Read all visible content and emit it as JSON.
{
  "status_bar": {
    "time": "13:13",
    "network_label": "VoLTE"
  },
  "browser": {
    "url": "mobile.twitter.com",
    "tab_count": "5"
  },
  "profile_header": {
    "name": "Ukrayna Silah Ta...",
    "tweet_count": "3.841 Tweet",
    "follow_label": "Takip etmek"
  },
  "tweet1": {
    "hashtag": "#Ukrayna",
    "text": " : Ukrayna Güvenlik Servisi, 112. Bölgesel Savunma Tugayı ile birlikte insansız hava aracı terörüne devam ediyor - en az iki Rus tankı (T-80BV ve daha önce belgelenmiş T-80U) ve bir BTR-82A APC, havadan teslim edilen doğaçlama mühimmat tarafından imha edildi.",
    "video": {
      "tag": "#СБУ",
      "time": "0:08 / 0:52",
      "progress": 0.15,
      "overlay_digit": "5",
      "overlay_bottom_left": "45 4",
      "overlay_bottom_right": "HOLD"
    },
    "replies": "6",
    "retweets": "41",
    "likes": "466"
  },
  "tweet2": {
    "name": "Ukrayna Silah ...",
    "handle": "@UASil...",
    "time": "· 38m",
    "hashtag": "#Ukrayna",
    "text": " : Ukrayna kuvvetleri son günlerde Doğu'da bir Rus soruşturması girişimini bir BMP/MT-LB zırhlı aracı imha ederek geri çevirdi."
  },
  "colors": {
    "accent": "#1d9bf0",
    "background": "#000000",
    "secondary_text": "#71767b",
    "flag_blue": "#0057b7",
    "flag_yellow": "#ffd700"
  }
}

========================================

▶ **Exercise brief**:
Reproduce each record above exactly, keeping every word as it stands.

▶ **Response**:
Read all visible content and emit it as JSON.
{
  "status_bar": {
    "time": "13:13",
    "network_label": "VoLTE"
  },
  "browser": {
    "url": "mobile.twitter.com",
    "tab_count": "5"
  },
  "profile_header": {
    "name": "Ukrayna Silah Ta...",
    "tweet_count": "3.841 Tweet",
    "follow_label": "Takip etmek"
  },
  "tweet1": {
    "hashtag": "#Ukrayna",
    "text": " : Ukrayna Güvenlik Servisi, 112. Bölgesel Savunma Tugayı ile birlikte insansız hava aracı terörüne devam ediyor - en az iki Rus tankı (T-80BV ve daha önce belgelenmiş T-80U) ve bir BTR-82A APC, havadan teslim edilen doğaçlama mühimmat tarafından imha edildi.",
    "video": {
      "tag": "#СБУ",
      "time": "0:08 / 0:52",
      "progress": 0.15,
      "overlay_digit": "5",
      "overlay_bottom_left": "45 4",
      "overlay_bottom_right": "HOLD"
    },
    "replies": "6",
    "retweets": "41",
    "likes": "466"
  },
  "tweet2": {
    "name": "Ukrayna Silah ...",
    "handle": "@UASil...",
    "time": "· 38m",
    "hashtag": "#Ukrayna",
    "text": " : Ukrayna kuvvetleri son günlerde Doğu'da bir Rus soruşturması girişimini bir BMP/MT-LB zırhlı aracı imha ederek geri çevirdi."
  },
  "colors": {
    "accent": "#1d9bf0",
    "background": "#000000",
    "secondary_text": "#71767b",
    "flag_blue": "#0057b7",
    "flag_yellow": "#ffd700"
  }
}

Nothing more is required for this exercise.